To Serve and Protect
The best restaurants take the oath of customer service seriously
A friend and I often go out to lunch together. One of our favorite spots is Brick Restaurant in Avondale. He likes the warm turkey sandwich. I order the fish tacos (trust me — some of the best in town). We even proclaimed the spacious corner table the “Mayor’s Booth” after we saw Alvin Brown leave it before we were seated there.
I always ask for lime with my water because I know they have them from their full bar, and I prefer them to lemon — no seeds. One time, the server brought me a mini-bowl of a half-dozen lime wedges. She figured there would be several refills and that I would enjoy more lime with each new pour. Now <> thinking ahead! I already liked that restaurant, but that little attention to detail cemented it in my hall of fame. And it meant a healthy addition to her tip.
Like many people these days, I eat out a lot. I’m busy (I work too much), I’m lazy (when it comes to cooking), but I like to eat good food. This is bad for my constant struggle to eat right, but it does give me the opportunity to try a lot restaurants.
There’s a lot of good food out there: Peruse the pages of stories and listings in this Bite By Bite issue for proof of that. But the element that separates the so-so from the stupendous is customer service. The food can be fantastic, but if the service is downright ugly or just uninspired, customers probably won’t return.
There are restaurants I will never try a second time because of bad service. There are some I give another chance, but they end up squandering it. Usually bad customer service is indicative of bigger problems.
At a recent trip to a spot that creates a custom salad right in front of you, the well-meaning but completely disorganized employees kept getting the bowls out of order. Multiple times they chopped and tossed salads for people who were several places behind me in line. Not cool.
But when I try a new place, and the service is memorable, it makes me want to go back immediately — and bring friends.
On my first visit to Chomp Chomp in Downtown Jacksonville, the friendly man behind the counter helped me and my colleague choose our meals from the daily specials on the board. I went with his recommendation for the Chinois tacos; my friend picked the panko-crusted burger. A short time later, the same man brought our food to our outside table. It looked delicious, and the burger was <>. Recognizing my friend’s expression, he offered to bring a knife, which he did immediately. A few minutes later, he returned with another knife in hand, forgetting that he had already brought one. From the beginning to the end of our visit, this man was attentive to his customers’ needs.
The trick with good customer service is that once you’re used to getting it someplace, you really miss it when it’s not there.
There’s something reassuring about being greeted with a jolly “Welcome to Moe’s!” right as you swing the door open. But it’s dejecting when, instead, you’re met with complete silence or, worse, a half-hearted recitation.
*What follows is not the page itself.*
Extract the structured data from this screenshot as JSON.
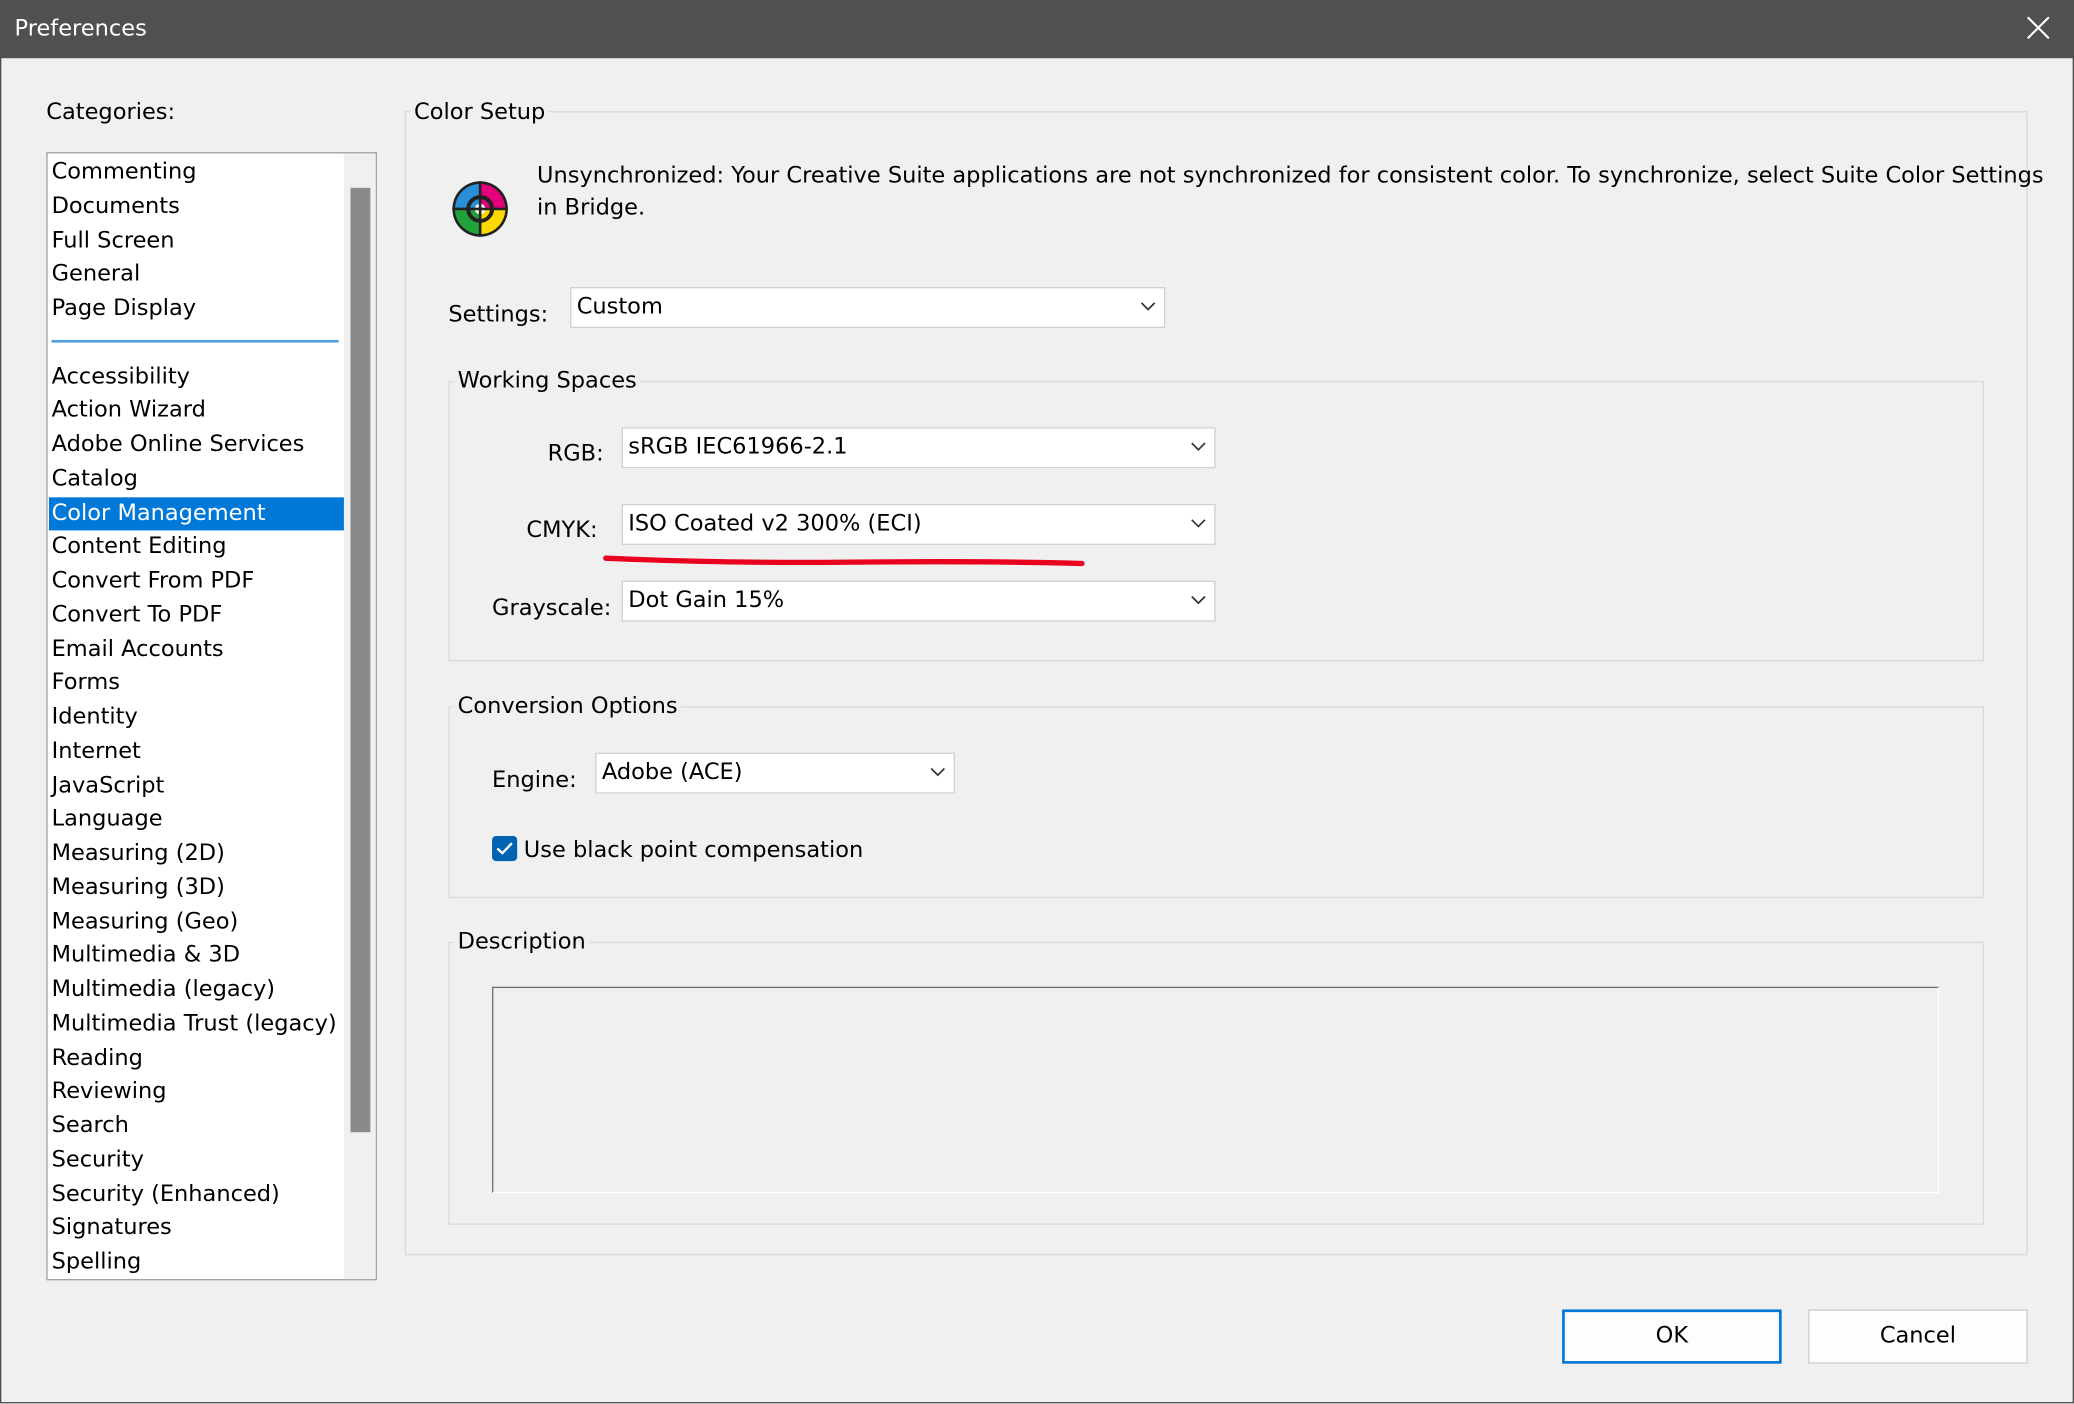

Don’t undercut my expectations.
Now that everyone has become a semiprofessional food critic, equipped with a smartphone camera and keyboard and ready to broadcast a review on every social media channel, good customer service is even more crucial.
With that in mind, here are my dos and don’ts of restaurant customer service.
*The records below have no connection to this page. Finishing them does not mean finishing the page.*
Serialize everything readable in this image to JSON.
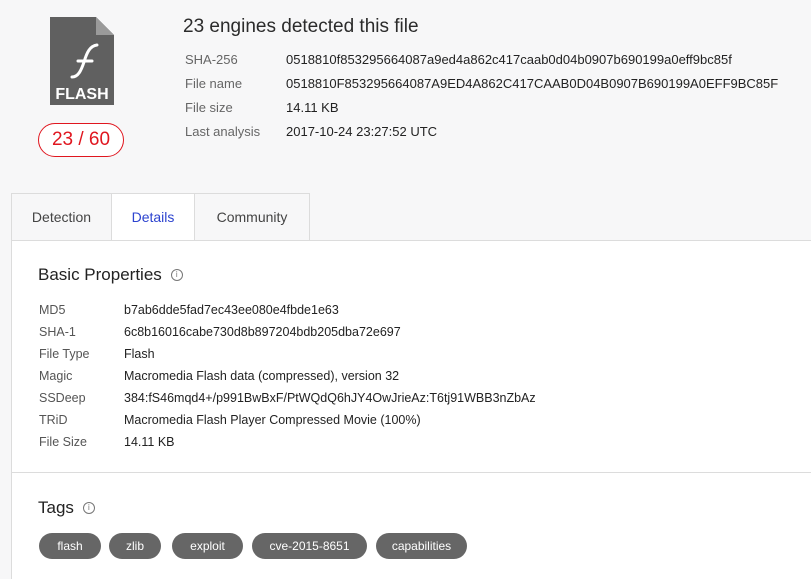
{
  "file": {
    "icon": "flash-file-icon",
    "icon_label": "FLASH",
    "score": "23 / 60",
    "title": "23 engines detected this file",
    "meta": [
      {
        "label": "SHA-256",
        "value": "0518810f853295664087a9ed4a862c417caab0d04b0907b690199a0eff9bc85f"
      },
      {
        "label": "File name",
        "value": "0518810F853295664087A9ED4A862C417CAAB0D04B0907B690199A0EFF9BC85F"
      },
      {
        "label": "File size",
        "value": "14.11 KB"
      },
      {
        "label": "Last analysis",
        "value": "2017-10-24 23:27:52 UTC"
      }
    ]
  },
  "tabs": [
    {
      "label": "Detection",
      "active": false
    },
    {
      "label": "Details",
      "active": true
    },
    {
      "label": "Community",
      "active": false
    }
  ],
  "basic": {
    "title": "Basic Properties",
    "info_icon": "i",
    "rows": [
      {
        "label": "MD5",
        "value": "b7ab6dde5fad7ec43ee080e4fbde1e63"
      },
      {
        "label": "SHA-1",
        "value": "6c8b16016cabe730d8b897204bdb205dba72e697"
      },
      {
        "label": "File Type",
        "value": "Flash"
      },
      {
        "label": "Magic",
        "value": "Macromedia Flash data (compressed), version 32"
      },
      {
        "label": "SSDeep",
        "value": "384:fS46mqd4+/p991BwBxF/PtWQdQ6hJY4OwJrieAz:T6tj91WBB3nZbAz"
      },
      {
        "label": "TRiD",
        "value": "Macromedia Flash Player Compressed Movie (100%)"
      },
      {
        "label": "File Size",
        "value": "14.11 KB"
      }
    ]
  },
  "tags_section": {
    "title": "Tags",
    "info_icon": "i",
    "items": [
      "flash",
      "zlib",
      "exploit",
      "cve-2015-8651",
      "capabilities"
    ]
  },
  "colors": {
    "accent": "#2c43cf",
    "danger": "#e0161f",
    "tag_bg": "#666666",
    "file_icon": "#606060"
  }
}
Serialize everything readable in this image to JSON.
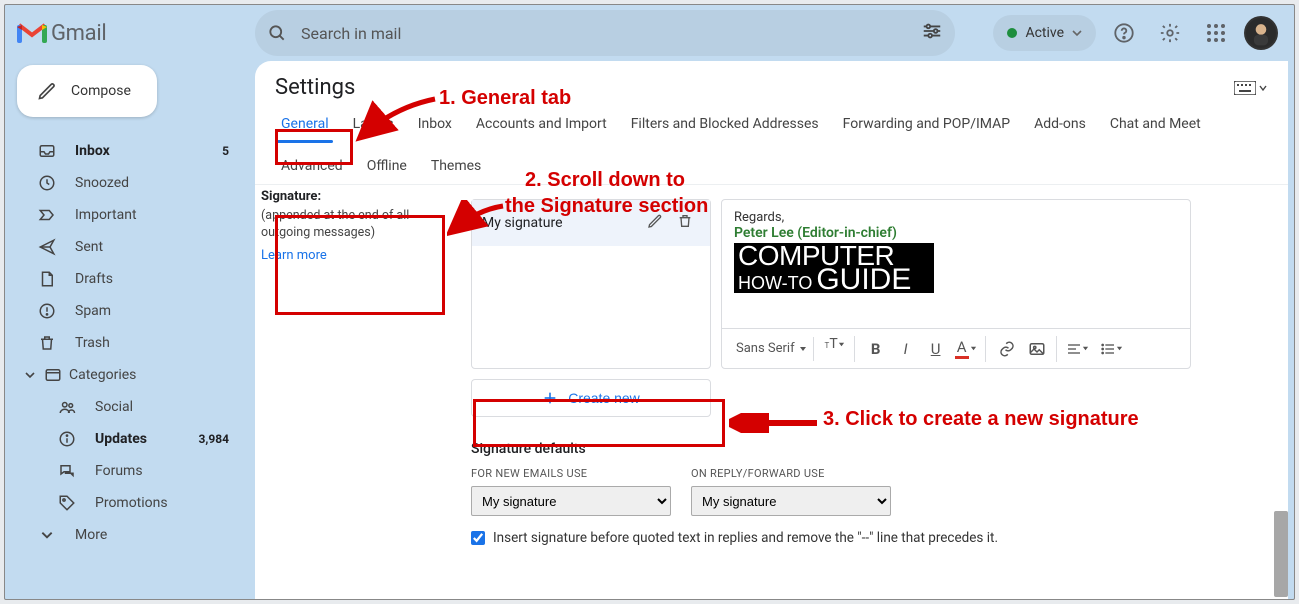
{
  "app_name": "Gmail",
  "search": {
    "placeholder": "Search in mail"
  },
  "status": {
    "label": "Active"
  },
  "compose_label": "Compose",
  "nav": [
    {
      "icon": "inbox",
      "label": "Inbox",
      "count": "5",
      "strong": true
    },
    {
      "icon": "clock",
      "label": "Snoozed"
    },
    {
      "icon": "important",
      "label": "Important"
    },
    {
      "icon": "send",
      "label": "Sent"
    },
    {
      "icon": "file",
      "label": "Drafts"
    },
    {
      "icon": "spam",
      "label": "Spam"
    },
    {
      "icon": "trash",
      "label": "Trash"
    }
  ],
  "categories_label": "Categories",
  "category_items": [
    {
      "icon": "people",
      "label": "Social"
    },
    {
      "icon": "info",
      "label": "Updates",
      "count": "3,984",
      "strong": true
    },
    {
      "icon": "forums",
      "label": "Forums"
    },
    {
      "icon": "tag",
      "label": "Promotions"
    }
  ],
  "more_label": "More",
  "settings_title": "Settings",
  "tabs": [
    "General",
    "Labels",
    "Inbox",
    "Accounts and Import",
    "Filters and Blocked Addresses",
    "Forwarding and POP/IMAP",
    "Add-ons",
    "Chat and Meet",
    "Advanced",
    "Offline",
    "Themes"
  ],
  "active_tab": "General",
  "signature": {
    "heading": "Signature:",
    "desc": "(appended at the end of all outgoing messages)",
    "learn": "Learn more",
    "selected_name": "My signature",
    "editor": {
      "line1": "Regards,",
      "line2": "Peter Lee (Editor-in-chief)",
      "logo_top": "COMPUTER",
      "logo_bottom_a": "HOW-TO",
      "logo_bottom_b": "GUIDE",
      "font_family": "Sans Serif"
    },
    "create_label": "Create new"
  },
  "defaults": {
    "title": "Signature defaults",
    "new_label": "FOR NEW EMAILS USE",
    "reply_label": "ON REPLY/FORWARD USE",
    "new_value": "My signature",
    "reply_value": "My signature",
    "checkbox_label": "Insert signature before quoted text in replies and remove the \"--\" line that precedes it."
  },
  "annotations": {
    "a1": "1. General tab",
    "a2a": "2. Scroll down to",
    "a2b": "the Signature section",
    "a3": "3. Click to create a new signature"
  }
}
Have a friendly but professional attitude: We’re going to be spending some time together, and we’re engaging in something quite personal — bringing me food. So friendly is good. But we don’t need to be best friends: Too much chit-chat makes it hard for me to enjoy the company of my friends or family.
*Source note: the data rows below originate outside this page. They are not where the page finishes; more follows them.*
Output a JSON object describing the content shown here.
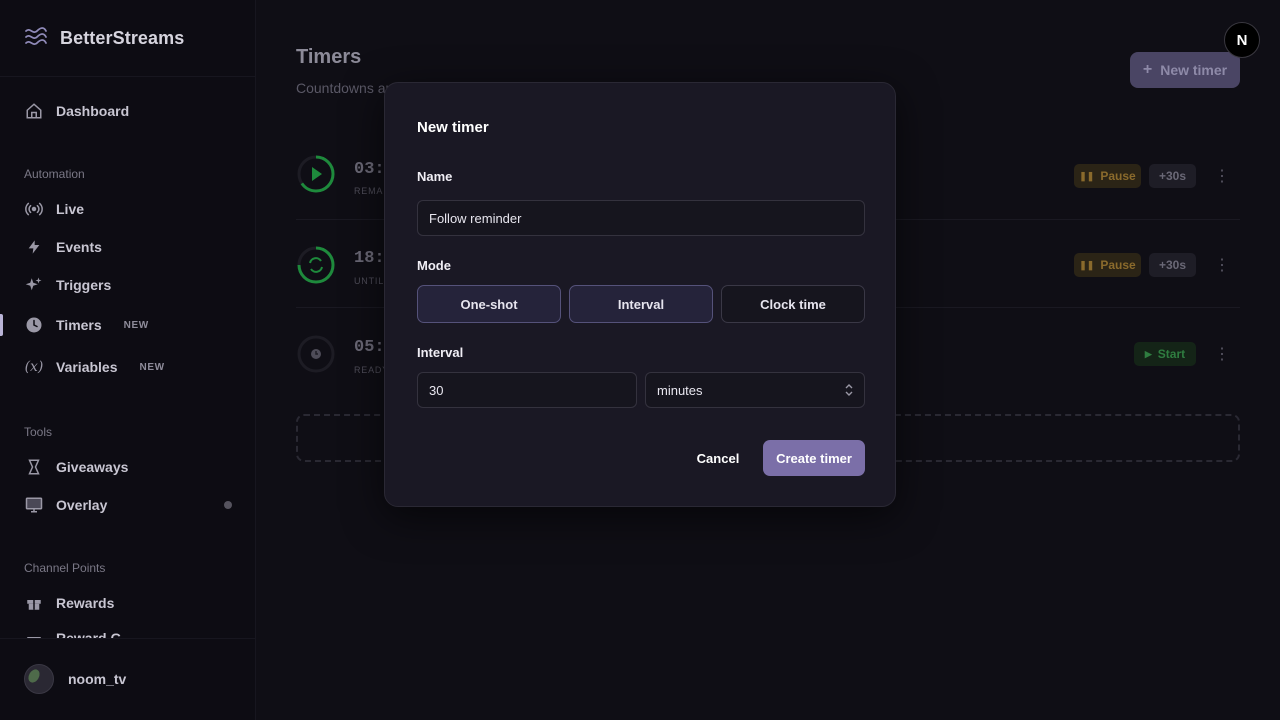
{
  "brand": {
    "name": "BetterStreams",
    "icon": "waves-icon"
  },
  "sidebar": {
    "dashboard": "Dashboard",
    "sections": {
      "automation": "Automation",
      "tools": "Tools",
      "channel_points": "Channel Points"
    },
    "items": [
      {
        "label": "Live",
        "icon": "broadcast-icon"
      },
      {
        "label": "Events",
        "icon": "bolt-icon"
      },
      {
        "label": "Triggers",
        "icon": "sparkles-icon"
      },
      {
        "label": "Timers",
        "icon": "clock-icon",
        "badge": "NEW",
        "active": true
      },
      {
        "label": "Variables",
        "icon": "variable-icon",
        "badge": "NEW"
      },
      {
        "label": "Giveaways",
        "icon": "trophy-icon"
      },
      {
        "label": "Overlay",
        "icon": "monitor-icon"
      },
      {
        "label": "Rewards",
        "icon": "gift-icon"
      },
      {
        "label": "Reward G...",
        "icon": "gift-icon"
      }
    ],
    "user": {
      "name": "noom_tv"
    }
  },
  "main": {
    "title": "Timers",
    "subtitle": "Countdowns ar",
    "new_timer_button": "New timer",
    "profile_initial": "N",
    "timers": [
      {
        "time": "03:",
        "state": "REMAI",
        "actions": [
          "Pause",
          "+30s"
        ]
      },
      {
        "time": "18:",
        "state": "UNTIL",
        "actions": [
          "Pause",
          "+30s"
        ]
      },
      {
        "time": "05:",
        "state": "READY",
        "actions": [
          "Start"
        ]
      }
    ]
  },
  "modal": {
    "title": "New timer",
    "name_label": "Name",
    "name_value": "Follow reminder",
    "mode_label": "Mode",
    "modes": [
      "One-shot",
      "Interval",
      "Clock time"
    ],
    "interval_label": "Interval",
    "interval_value": "30",
    "interval_unit": "minutes",
    "cancel": "Cancel",
    "create": "Create timer"
  },
  "colors": {
    "accent": "#7b6fa8",
    "pause": "#8a6a2c",
    "start": "#2f7d40",
    "ring_green": "#1e8a3c"
  }
}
Be prompt: Get me seated as quickly as possible. If there’s a wait, suggest options like bar seating. Once I’m seated, offer me a drink right away. There’s nothing more annoying than waiting forever to be acknowledged by a server. If there’s a backup on the food, let me know. If I ask for a condiment or my cutlery is missing, bring it right away so I don’t sit there considering whether I should start eating with my hands. When the meal is winding down, don’t make me wait forever for a bill. And don’t hold me captive even longer waiting for you to return with my credit card or change.
Help me out: What’s really good on the menu? What are you about to run out of that I might want to order? What’s <> favorite entrée? How big is that salad? Your suggestions can guide me toward the best experience possible.
Keep it clean: Don’t seat me at a wet table with crumb-filled chairs. And please take away plates and glasses that no longer have any use.
Make it right: If the food prep is taking too long, or an order is incorrect, apologize. That doesn’t mean it’s your fault; it just means that you sympathize. Then, fix the problem and try to make it better by offering a drink, a dessert or a discount. How you handle a bad experience could be the difference between whether that customer returns or not.